→ **Task to carry out**: Repeat the entries exactly. Leave nothing out.

******

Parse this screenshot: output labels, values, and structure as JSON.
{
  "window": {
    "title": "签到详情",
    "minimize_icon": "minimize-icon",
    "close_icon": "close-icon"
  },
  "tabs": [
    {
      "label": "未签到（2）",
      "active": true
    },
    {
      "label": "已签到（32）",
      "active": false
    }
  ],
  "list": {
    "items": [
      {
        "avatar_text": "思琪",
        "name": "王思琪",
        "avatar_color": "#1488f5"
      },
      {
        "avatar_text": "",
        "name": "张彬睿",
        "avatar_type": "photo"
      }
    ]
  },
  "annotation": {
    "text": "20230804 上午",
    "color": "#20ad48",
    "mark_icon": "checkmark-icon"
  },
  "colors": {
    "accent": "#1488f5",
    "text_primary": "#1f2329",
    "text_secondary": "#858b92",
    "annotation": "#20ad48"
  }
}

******

→ **Response area**:
Parse this screenshot: output labels, values, and structure as JSON.
{
  "window": {
    "title": "签到详情",
    "minimize_icon": "minimize-icon",
    "close_icon": "close-icon"
  },
  "tabs": [
    {
      "label": "未签到（2）",
      "active": true
    },
    {
      "label": "已签到（32）",
      "active": false
    }
  ],
  "list": {
    "items": [
      {
        "avatar_text": "思琪",
        "name": "王思琪",
        "avatar_color": "#1488f5"
      },
      {
        "avatar_text": "",
        "name": "张彬睿",
        "avatar_type": "photo"
      }
    ]
  },
  "annotation": {
    "text": "20230804 上午",
    "color": "#20ad48",
    "mark_icon": "checkmark-icon"
  },
  "colors": {
    "accent": "#1488f5",
    "text_primary": "#1f2329",
    "text_secondary": "#858b92",
    "annotation": "#20ad48"
  }
}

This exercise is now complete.